# [What needs to be done]
Return the records exactly as they are.

# [Record extracts]
_ _ _

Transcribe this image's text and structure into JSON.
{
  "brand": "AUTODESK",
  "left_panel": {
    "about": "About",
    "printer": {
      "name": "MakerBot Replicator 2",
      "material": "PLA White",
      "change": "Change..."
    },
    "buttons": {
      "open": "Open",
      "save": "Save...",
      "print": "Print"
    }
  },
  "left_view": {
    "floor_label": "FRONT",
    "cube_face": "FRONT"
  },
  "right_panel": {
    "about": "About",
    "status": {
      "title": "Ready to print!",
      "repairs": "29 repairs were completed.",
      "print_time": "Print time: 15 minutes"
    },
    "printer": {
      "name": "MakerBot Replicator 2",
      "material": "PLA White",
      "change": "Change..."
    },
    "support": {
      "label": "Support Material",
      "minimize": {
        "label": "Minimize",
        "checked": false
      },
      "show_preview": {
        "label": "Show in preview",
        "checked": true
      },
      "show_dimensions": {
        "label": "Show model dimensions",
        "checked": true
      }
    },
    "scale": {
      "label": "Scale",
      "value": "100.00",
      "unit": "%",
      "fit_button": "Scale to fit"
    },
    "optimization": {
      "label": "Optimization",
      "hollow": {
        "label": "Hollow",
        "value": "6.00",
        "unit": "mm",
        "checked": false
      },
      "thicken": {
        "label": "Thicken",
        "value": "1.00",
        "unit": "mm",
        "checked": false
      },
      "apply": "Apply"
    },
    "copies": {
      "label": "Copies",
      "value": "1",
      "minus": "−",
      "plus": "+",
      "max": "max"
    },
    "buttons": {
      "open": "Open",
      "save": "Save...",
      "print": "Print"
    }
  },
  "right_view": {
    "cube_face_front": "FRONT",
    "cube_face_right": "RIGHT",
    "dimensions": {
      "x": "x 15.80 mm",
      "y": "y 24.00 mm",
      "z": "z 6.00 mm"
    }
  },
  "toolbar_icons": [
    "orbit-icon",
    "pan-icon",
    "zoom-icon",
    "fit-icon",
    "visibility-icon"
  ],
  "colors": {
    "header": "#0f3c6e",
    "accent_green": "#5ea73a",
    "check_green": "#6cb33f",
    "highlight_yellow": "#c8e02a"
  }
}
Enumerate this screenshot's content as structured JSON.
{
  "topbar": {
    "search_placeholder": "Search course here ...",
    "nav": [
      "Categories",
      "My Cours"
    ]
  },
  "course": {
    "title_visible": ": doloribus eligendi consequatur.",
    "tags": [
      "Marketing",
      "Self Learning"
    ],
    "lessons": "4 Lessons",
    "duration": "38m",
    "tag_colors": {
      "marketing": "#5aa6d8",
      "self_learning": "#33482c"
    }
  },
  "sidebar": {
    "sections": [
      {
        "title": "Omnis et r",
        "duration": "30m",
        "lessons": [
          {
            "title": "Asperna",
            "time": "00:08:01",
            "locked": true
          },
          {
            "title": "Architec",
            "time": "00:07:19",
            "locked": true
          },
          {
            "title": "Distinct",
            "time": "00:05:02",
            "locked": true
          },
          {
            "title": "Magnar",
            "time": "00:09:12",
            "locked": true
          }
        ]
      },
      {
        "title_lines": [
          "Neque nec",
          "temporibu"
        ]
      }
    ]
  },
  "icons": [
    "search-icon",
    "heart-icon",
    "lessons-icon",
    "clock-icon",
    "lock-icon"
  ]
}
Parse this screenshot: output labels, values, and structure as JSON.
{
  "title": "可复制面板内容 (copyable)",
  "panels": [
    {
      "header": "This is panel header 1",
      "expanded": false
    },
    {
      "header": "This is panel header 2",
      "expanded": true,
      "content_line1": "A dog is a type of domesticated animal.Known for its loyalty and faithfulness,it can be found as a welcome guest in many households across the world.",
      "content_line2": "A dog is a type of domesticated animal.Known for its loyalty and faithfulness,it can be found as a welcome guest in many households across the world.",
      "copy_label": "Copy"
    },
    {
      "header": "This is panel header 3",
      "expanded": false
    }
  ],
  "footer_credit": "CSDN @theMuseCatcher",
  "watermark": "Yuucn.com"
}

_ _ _

# [Solution for this problem]
Transcribe this image's text and structure into JSON.
{
  "brand": "AUTODESK",
  "left_panel": {
    "about": "About",
    "printer": {
      "name": "MakerBot Replicator 2",
      "material": "PLA White",
      "change": "Change..."
    },
    "buttons": {
      "open": "Open",
      "save": "Save...",
      "print": "Print"
    }
  },
  "left_view": {
    "floor_label": "FRONT",
    "cube_face": "FRONT"
  },
  "right_panel": {
    "about": "About",
    "status": {
      "title": "Ready to print!",
      "repairs": "29 repairs were completed.",
      "print_time": "Print time: 15 minutes"
    },
    "printer": {
      "name": "MakerBot Replicator 2",
      "material": "PLA White",
      "change": "Change..."
    },
    "support": {
      "label": "Support Material",
      "minimize": {
        "label": "Minimize",
        "checked": false
      },
      "show_preview": {
        "label": "Show in preview",
        "checked": true
      },
      "show_dimensions": {
        "label": "Show model dimensions",
        "checked": true
      }
    },
    "scale": {
      "label": "Scale",
      "value": "100.00",
      "unit": "%",
      "fit_button": "Scale to fit"
    },
    "optimization": {
      "label": "Optimization",
      "hollow": {
        "label": "Hollow",
        "value": "6.00",
        "unit": "mm",
        "checked": false
      },
      "thicken": {
        "label": "Thicken",
        "value": "1.00",
        "unit": "mm",
        "checked": false
      },
      "apply": "Apply"
    },
    "copies": {
      "label": "Copies",
      "value": "1",
      "minus": "−",
      "plus": "+",
      "max": "max"
    },
    "buttons": {
      "open": "Open",
      "save": "Save...",
      "print": "Print"
    }
  },
  "right_view": {
    "cube_face_front": "FRONT",
    "cube_face_right": "RIGHT",
    "dimensions": {
      "x": "x 15.80 mm",
      "y": "y 24.00 mm",
      "z": "z 6.00 mm"
    }
  },
  "toolbar_icons": [
    "orbit-icon",
    "pan-icon",
    "zoom-icon",
    "fit-icon",
    "visibility-icon"
  ],
  "colors": {
    "header": "#0f3c6e",
    "accent_green": "#5ea73a",
    "check_green": "#6cb33f",
    "highlight_yellow": "#c8e02a"
  }
}
Enumerate this screenshot's content as structured JSON.
{
  "topbar": {
    "search_placeholder": "Search course here ...",
    "nav": [
      "Categories",
      "My Cours"
    ]
  },
  "course": {
    "title_visible": ": doloribus eligendi consequatur.",
    "tags": [
      "Marketing",
      "Self Learning"
    ],
    "lessons": "4 Lessons",
    "duration": "38m",
    "tag_colors": {
      "marketing": "#5aa6d8",
      "self_learning": "#33482c"
    }
  },
  "sidebar": {
    "sections": [
      {
        "title": "Omnis et r",
        "duration": "30m",
        "lessons": [
          {
            "title": "Asperna",
            "time": "00:08:01",
            "locked": true
          },
          {
            "title": "Architec",
            "time": "00:07:19",
            "locked": true
          },
          {
            "title": "Distinct",
            "time": "00:05:02",
            "locked": true
          },
          {
            "title": "Magnar",
            "time": "00:09:12",
            "locked": true
          }
        ]
      },
      {
        "title_lines": [
          "Neque nec",
          "temporibu"
        ]
      }
    ]
  },
  "icons": [
    "search-icon",
    "heart-icon",
    "lessons-icon",
    "clock-icon",
    "lock-icon"
  ]
}
Parse this screenshot: output labels, values, and structure as JSON.
{
  "title": "可复制面板内容 (copyable)",
  "panels": [
    {
      "header": "This is panel header 1",
      "expanded": false
    },
    {
      "header": "This is panel header 2",
      "expanded": true,
      "content_line1": "A dog is a type of domesticated animal.Known for its loyalty and faithfulness,it can be found as a welcome guest in many households across the world.",
      "content_line2": "A dog is a type of domesticated animal.Known for its loyalty and faithfulness,it can be found as a welcome guest in many households across the world.",
      "copy_label": "Copy"
    },
    {
      "header": "This is panel header 3",
      "expanded": false
    }
  ],
  "footer_credit": "CSDN @theMuseCatcher",
  "watermark": "Yuucn.com"
}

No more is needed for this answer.